In his statement, Abdul-Mahdi differentiated between peaceful protesters, who he said had turned the demonstrations into "popular festivals" that bring the nation together, and "outlaws" who he said had used the demonstrators as "human shields" while attacking security forces. The prime minister had met with top security officials late Saturday.

The Iraqi High Commission for Human Rights meanwhile said Siba al-Mahdawi, an activist and physician who has taken part in the protests, was abducted on Saturday night by an unknown group. The semi-official body called on the government and the security forces to reveal her whereabouts. Al-Mahdawi was one of several doctors who have volunteered to provide medical aid to the protesters.

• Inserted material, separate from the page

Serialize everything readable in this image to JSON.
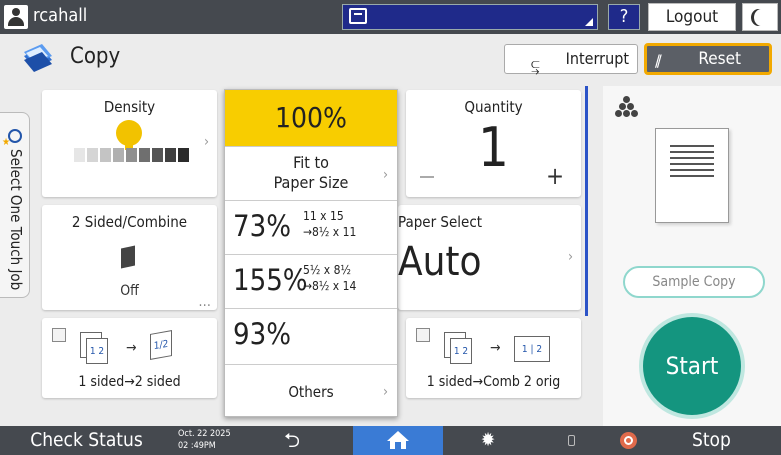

Last week, President Barham Salih said Abdul-Mahdi is willing to resign once political leaders agree on a replacement. He also called for a new election law and said he would approve early elections once it is enacted. In a meeting with the heads of trade unions on Sunday, Salih said the new election law would be submitted to parliament this week.

Abdul-Mahdi's statement did not say anything about resigning, and even if the new electoral law is quickly approved, the process of holding elections and forming a new government could take several months. Meanwhile, the protests have only grown since the president's initial announcement.

On Sunday, a 24-year-old veterinary student attended the demonstrations in Baghdad carrying a cat, with a sign around its neck reading "I am coming to demand my rights." The student, who did not give her name for fear of repercussions, joked that she was willing to treat the country's politicians for free.

Iraq is governed by a sectarian political system that distributes power and high offices among the Shiite majority, Sunnis and Kurds. It holds regular elections, but they are dominated by sectarian religious parties, many of which have close ties to Iran. The political parties divvy up ministries and then hand out jobs to their supporters, contributing to a bloated public sector that is unable to provide reliable services.

More than 15 years after the U.S.-led invasion that overthrew Saddam Hussein, Baghdad and other cities still see frequent power cuts, the tap water is undrinkable and public infrastructure is crumbling. Few Iraqis have seen any benefit from the country's oil wealth, despite it being an OPEC member with the fourth largest proven reserves in the world.
___
Krauss reported from Beirut.

You've read  of  free articles. Subscribe to continue.

Dear Reader,

About a year ago, I happened upon this statement about the Monitor in the Harvard Business Review – under the charming heading of “do things that don’t interest you”:

“Many things that end up” being meaningful, writes social scientist Joseph Grenny, “have come from conference workshops, articles, or online videos that began as a chore and ended with an insight. My work in Kenya, for example, was heavily influenced by a Christian Science Monitor article I had forced myself to read 10 years earlier. Sometimes, we call things ‘boring’ simply because they lie outside the box we are currently in.”

If you were to come up with a punchline to a joke about the Monitor, that would probably be it. We’re seen as being global, fair, insightful, and perhaps a bit too earnest. We’re the bran muffin of journalism.

But you know what? We change lives. And I’m going to argue that we change lives precisely because we force open that too-small box that most human beings think they live in.

The Monitor is a peculiar little publication that’s hard for the world to figure out. We’re run by a church, but we’re not only for church members and we’re not about converting people. We’re known as being fair even as the world becomes as polarized as at any time since the newspaper’s founding in 1908.

We have a mission beyond circulation, we want to bridge divides. We’re about kicking down the door of thought everywhere and saying, “You are bigger and more capable than you realize. And we can prove it.”

If you’re looking for bran muffin journalism, you can subscribe to the Monitor for $15. You’ll get the Monitor Weekly magazine, the Monitor Daily email, and unlimited access to CSMonitor.com.